Many people attending a cat show might be confused by the difference between Bengals and Savannahs. After all, they are quite similar to the untrained eye. However, nothing could be further than the truth. Bengals and Savannahs are completely different lineages each originating from a very unique wild cat.
The Savannah has been developed by a handful of breeders and they are struggling to keep up with the demand. Unlike the Bengal which is descended from the small Asian Leopard Cat, Savannahs are derived from the African Serval Cat (ASC) which in some cases can be the size of a Golden Retriever, stretching to 56 inches from nose to tail! The name Serval is derived from the Portuguese for Wolf-Deer and that pretty well sums up the ferocity and size of this wild cat. They prefer to live in East African Savannahs, thus the name of their domestic-cross offspring breed.
Some Bengals were used in the crosses with the ASC to derive the current breed, along with Egyptian Maus, Oriental Shorthairs and other domestic cats.
After many years of trying to mate a huge ASC with a teeny weeny domestic kitty (ouch!), Pennsylvania breeder Judy Frank finally succeeded in the mid '80s. The current "state of the art" in Savannahs produces a cat about half the size of the ASC ancestor and weighing in at a (huge by Bengal standards) maximum of 30 pounds.

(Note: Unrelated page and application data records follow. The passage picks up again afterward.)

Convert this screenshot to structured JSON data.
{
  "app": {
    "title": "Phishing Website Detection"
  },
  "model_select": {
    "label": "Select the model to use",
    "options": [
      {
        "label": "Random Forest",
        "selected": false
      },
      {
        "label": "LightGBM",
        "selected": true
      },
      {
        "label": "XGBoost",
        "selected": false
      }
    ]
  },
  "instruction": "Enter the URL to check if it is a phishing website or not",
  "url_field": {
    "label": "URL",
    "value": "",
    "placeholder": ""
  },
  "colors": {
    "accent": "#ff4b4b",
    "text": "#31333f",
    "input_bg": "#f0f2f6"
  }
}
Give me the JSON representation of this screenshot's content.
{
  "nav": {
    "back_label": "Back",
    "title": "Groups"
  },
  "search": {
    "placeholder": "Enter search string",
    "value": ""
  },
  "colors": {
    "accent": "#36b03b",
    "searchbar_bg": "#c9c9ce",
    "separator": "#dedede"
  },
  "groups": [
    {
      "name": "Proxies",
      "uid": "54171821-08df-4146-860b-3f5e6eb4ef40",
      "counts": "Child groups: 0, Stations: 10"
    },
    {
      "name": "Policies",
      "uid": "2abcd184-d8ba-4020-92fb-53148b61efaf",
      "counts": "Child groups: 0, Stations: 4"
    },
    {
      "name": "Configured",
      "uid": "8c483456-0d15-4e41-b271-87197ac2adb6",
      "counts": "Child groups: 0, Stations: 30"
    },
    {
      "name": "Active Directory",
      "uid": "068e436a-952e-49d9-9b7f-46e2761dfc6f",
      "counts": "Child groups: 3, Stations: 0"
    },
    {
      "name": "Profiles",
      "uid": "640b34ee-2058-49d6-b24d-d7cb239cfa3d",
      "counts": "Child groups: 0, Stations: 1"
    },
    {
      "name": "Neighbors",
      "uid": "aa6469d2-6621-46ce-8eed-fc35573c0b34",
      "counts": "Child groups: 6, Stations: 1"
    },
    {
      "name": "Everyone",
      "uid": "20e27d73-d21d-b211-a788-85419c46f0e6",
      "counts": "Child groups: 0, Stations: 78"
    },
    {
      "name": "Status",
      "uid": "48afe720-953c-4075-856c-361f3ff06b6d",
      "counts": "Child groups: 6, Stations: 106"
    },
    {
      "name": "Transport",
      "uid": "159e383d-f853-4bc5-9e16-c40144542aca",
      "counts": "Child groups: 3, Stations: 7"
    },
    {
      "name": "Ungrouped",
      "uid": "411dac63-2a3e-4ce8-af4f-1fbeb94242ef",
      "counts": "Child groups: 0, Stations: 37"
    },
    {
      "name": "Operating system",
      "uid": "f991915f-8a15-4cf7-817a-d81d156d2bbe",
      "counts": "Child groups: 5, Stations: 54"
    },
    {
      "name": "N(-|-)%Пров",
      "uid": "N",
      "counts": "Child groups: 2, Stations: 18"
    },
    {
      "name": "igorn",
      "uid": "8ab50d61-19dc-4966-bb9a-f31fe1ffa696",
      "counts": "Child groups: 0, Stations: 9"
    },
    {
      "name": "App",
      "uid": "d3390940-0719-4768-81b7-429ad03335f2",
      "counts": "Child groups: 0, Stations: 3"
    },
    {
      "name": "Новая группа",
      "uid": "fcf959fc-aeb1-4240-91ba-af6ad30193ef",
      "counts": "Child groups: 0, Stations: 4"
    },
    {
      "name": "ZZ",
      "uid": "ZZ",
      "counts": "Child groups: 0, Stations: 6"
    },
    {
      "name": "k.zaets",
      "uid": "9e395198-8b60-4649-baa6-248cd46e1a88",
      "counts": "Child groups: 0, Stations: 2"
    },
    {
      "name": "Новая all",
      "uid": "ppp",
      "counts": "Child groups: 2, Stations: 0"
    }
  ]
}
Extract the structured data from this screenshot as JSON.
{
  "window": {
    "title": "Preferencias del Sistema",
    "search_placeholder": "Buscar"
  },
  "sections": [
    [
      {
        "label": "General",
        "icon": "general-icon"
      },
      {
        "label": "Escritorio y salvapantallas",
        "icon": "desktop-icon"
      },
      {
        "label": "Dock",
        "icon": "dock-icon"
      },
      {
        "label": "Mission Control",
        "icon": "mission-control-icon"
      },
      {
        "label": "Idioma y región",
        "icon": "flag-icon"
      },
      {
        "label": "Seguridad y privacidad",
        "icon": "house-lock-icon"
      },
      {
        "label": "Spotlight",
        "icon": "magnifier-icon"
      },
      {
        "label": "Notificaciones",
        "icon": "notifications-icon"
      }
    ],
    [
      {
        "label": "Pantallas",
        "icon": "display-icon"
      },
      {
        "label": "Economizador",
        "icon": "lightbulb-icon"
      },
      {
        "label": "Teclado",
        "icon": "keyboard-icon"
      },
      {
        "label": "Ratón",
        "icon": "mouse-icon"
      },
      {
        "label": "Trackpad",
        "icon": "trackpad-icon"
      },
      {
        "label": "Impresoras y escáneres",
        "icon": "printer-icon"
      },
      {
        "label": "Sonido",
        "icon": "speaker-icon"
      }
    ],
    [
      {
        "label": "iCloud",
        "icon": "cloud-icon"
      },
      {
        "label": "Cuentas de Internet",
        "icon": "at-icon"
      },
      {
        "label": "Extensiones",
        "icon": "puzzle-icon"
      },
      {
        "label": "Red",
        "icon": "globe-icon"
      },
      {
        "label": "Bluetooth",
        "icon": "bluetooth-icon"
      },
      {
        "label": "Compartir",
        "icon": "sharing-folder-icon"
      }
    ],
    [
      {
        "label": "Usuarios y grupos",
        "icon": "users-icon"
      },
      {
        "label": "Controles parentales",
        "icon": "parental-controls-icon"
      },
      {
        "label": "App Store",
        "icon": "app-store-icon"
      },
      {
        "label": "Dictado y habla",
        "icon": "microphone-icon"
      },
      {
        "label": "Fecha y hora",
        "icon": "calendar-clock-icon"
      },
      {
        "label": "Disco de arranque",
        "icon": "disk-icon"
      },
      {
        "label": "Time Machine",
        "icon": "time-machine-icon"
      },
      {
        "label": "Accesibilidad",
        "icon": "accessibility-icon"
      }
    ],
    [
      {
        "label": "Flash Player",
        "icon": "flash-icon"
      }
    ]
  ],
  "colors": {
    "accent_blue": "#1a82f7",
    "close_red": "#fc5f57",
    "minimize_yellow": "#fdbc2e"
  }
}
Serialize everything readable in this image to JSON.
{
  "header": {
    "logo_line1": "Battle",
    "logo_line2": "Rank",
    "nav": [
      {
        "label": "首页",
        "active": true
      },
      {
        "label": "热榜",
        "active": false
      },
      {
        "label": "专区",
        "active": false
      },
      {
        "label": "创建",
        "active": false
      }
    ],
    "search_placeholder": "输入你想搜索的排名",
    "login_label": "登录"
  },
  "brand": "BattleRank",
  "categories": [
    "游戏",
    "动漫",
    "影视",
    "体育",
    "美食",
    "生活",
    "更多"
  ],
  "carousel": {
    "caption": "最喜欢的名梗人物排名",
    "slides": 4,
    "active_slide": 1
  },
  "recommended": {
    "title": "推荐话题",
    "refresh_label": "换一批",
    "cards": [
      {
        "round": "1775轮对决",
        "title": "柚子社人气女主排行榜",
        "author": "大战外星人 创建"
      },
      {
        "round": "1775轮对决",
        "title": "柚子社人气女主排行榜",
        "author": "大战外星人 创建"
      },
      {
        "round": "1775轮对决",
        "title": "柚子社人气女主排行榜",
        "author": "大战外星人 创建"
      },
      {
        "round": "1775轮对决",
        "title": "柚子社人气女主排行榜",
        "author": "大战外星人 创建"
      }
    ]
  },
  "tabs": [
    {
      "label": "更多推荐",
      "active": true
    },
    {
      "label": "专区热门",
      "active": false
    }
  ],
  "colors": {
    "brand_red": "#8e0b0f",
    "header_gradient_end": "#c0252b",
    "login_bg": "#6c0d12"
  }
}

If you thought that Bengal breeding was a difficult task, you might not even want to consider Savannahs. Up to F3s and some F4s the males are sterile. F5 is the legitimate limit of Savannah to Savannah breeding, thus current breeders have little choice but to continue maintaining their ASC studs.
F1 is always the offspring of breeding a Serval and a domestic cat.
F2 is the offspring of an F1 Savannah cat bred to a suitable male domestic cat.
F3 is the offspring of an F2 Savannah cat with a suitable male domestic cat.
F4 is the offspring of an F3 Savannah parent.
F5 is the offspring of an F4 Savannah parent.
Savannahs are very Bengal-like in their personalities and have all of the domestic qualities of other household cats. They'll eat just about anything a regular cat will and can be litterbox trained. The Savannah is a graceful, athletic and powerfully-built kitty with Bengal-like spotted coats. Some Savannahs are striped which is a no-no in the Bengal world, but accepted and welcomed among their breed. Also similar to Bengals, Savannahs are chatter-boxes and they will constantly engage you in very specific feline conversations.
One of the most striking markings on the Savannah can be found around their eyes, where they have a unique and very wild-looking "tear-drop" mascara. The Savannah is also bred for large, directional ears at a time when Bengal breeders (for some unknown reason) are trying to make their cats' ears disappear outright! The big ears highlight the triangulation of the face that can be quite breath-taking when seen straight-on. Savannahs come in all sorts of colors from black or black smoke to brown spotted or silver spotted tabby.
The TICA standard calls for:
Torso: Long and almost oriental but more massive. When viewed from the side the chest and flank form a long triangle. When viewed from the front the cat appears narrow due to the extreme length of legs, depth of body and length of neck.
Legs: Strong and slender, yet sturdy. The feet are small with long toes.
Tail: Sturdy, thick and three-quarters the length of the average cat's tail. When the cat is at attention it should be, at times, curled up and back slightly over the rump.
These standards make for a very attractive and distinctive cat, but always keep in mind that no matter how beautiful a Savannah can be, they'll never have the unique Bengal Magic Glitter!